● **YOUR INSTRUCTIONS**
Where does the string "drop" occur in the records? Copy each line that holds it.

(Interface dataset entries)
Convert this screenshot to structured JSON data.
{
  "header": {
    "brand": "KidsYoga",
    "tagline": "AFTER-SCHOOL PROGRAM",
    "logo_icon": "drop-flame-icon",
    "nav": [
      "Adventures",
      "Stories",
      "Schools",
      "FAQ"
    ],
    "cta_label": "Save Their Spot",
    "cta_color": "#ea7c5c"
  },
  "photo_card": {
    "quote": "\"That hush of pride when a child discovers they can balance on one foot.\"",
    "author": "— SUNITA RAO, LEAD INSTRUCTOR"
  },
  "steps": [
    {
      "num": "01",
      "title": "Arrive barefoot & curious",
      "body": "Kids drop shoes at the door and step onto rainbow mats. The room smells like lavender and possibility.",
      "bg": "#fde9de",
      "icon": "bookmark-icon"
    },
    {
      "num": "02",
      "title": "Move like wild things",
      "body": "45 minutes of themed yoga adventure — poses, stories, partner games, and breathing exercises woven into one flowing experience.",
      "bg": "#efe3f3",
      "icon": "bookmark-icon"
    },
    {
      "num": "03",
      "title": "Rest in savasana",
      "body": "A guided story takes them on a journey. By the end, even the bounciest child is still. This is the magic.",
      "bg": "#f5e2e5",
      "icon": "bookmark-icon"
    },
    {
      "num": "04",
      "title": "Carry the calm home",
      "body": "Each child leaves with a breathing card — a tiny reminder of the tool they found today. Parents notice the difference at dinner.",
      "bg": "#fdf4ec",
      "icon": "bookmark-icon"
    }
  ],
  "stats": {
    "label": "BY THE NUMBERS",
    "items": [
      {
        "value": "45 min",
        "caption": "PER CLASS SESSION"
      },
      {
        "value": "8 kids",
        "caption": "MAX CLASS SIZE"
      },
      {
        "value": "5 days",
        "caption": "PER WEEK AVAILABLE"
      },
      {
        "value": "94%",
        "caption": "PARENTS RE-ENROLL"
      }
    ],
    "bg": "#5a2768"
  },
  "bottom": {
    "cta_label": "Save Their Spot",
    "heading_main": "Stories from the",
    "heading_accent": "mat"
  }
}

● **FINISHED EXERCISE**
    "logo_icon": "drop-flame-icon",
      "body": "Kids drop shoes at the door and step onto rainbow mats. The room smells like lavender and possibility.",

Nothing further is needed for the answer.